Wade, James frustrated in Game 1
It took just 41 seconds for LeBron James and Dwyane Wade to announce their presences with authority.
In Game 1's first possession Sunday night at United Center, James blocked Luol Deng's driving layup, grabbed the rebound and fed the ball ahead to Wade for a resounding dunk.
On the Bulls' second possession, James stole the ball from Derrick Rose and flew down the floor for a monstrous one-handed dunk of his own.
But just when the Eastern Conference finals appeared to be a fait accompli, the NBA's most famous duo devolved into two frustrated dudes.
James and Wade combined for 33 points on 12-of-32 shooting as the Bulls pulled away in the second half for a 103-82 triumph in Game 1.
Considering they entered Sunday's game combining for 52 points per game this season, that 19-point shortfall represented almost the entire margin of the Heat's defeat.
And in the money moments? They combined for 1 basket in the fourth quarter.
After James hit a 3-pointer with 10:03 to go to pull the Heat within 8, neither superstar scored again.
In fact, Wade didn't take a single shot during his seven fourth-quarter minutes.
Meanwhile, backup guard Mario Chalmers put up 6 of the Heat's shots in the fourth.
"I don't even remember shooting the ball," Wade said with a wistful chuckle. "We just didn't do a good job of moving the ball and getting to other opportunities.
"I thought we got it too late in the shot clock and had to throw up some Hail Marys at the end and they didn't go in."
James, who finished 5 of 15 from the field, seemed even-keeled about Sunday's results -- both personally and franchise-wide.
"There were a couple of shots that I normally make, that I've made in the past," said James, who settled all too frequently for jumpers.
Case in point?
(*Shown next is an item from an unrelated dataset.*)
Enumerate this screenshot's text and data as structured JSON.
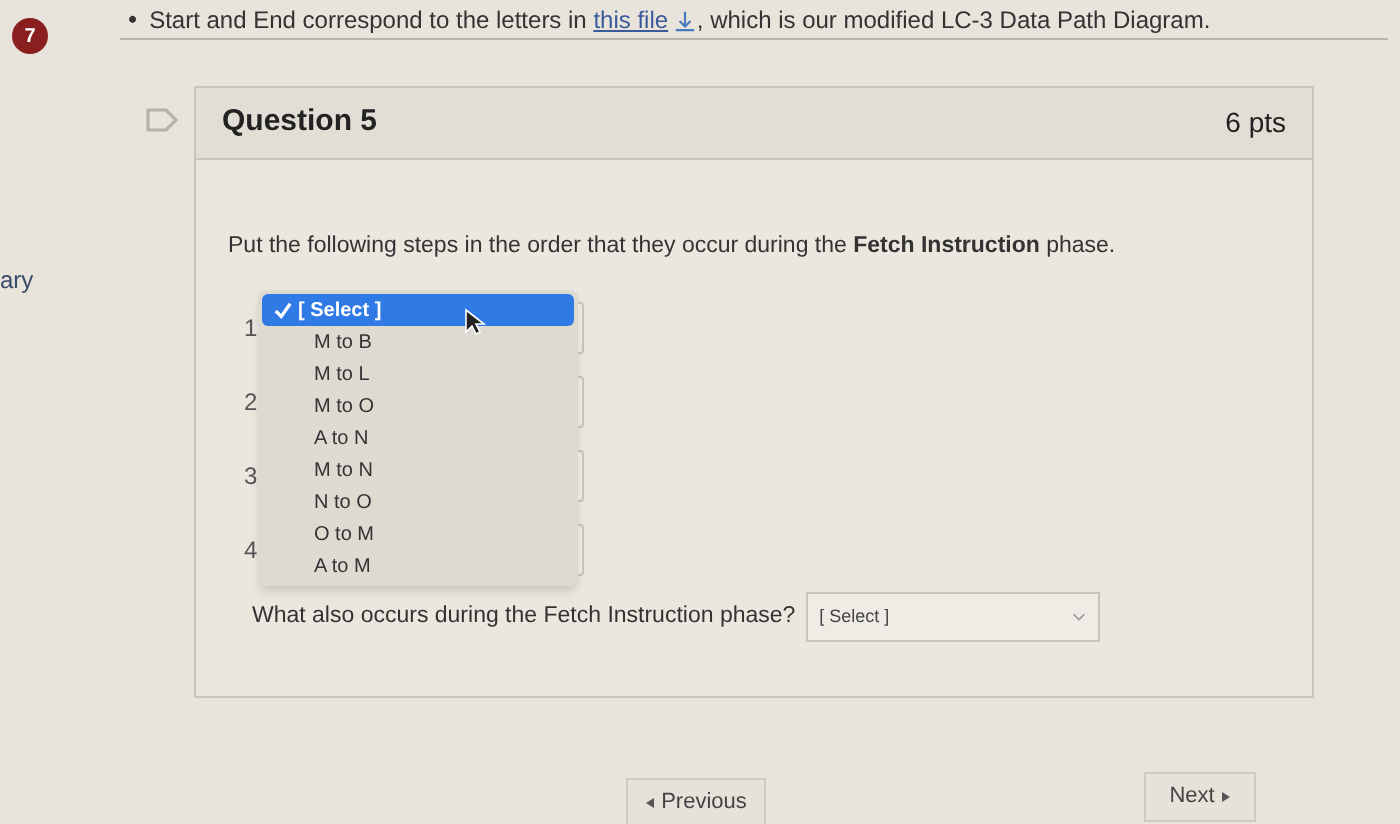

On one fourth-quarter possession, a defensive switch left Bulls backup center Omer Asik guarding James at the top of the key.
Instead of attacking the taller and slower defender, James jab-stepped and settled for a 20-foot step-back shot that didn't go.
His shooting issues aside, James diagnosed the real culprit in Game 1: The Bulls' 31-8 edge in second-chance points.
Joakim Noah had more offensive rebounds (8) than the Heat (6) for the game.
"You play defense hard and then a shot goes up and they get an offensive rebound and kick it out for a 3 or get a layup or get a dunk," James said. "Those are demoralizing for a defensive team."
James didn't mention his role in one of the game's most important possessions.
Midway through the third quarter with Miami holding on to a 58-57 lead, Deng missed a 3-pointer from the corner.
James didn't box him out, which allowed Deng to grab the offensive rebound and feed Keith Bogans.
Though Bogans missed his 3-pointer, Carlos Boozer grabbed that miss and hit Derrick Rose for an open 3-pointer that gave the Bulls the lead for good.
"We've got to figure a way to clean that up," James said.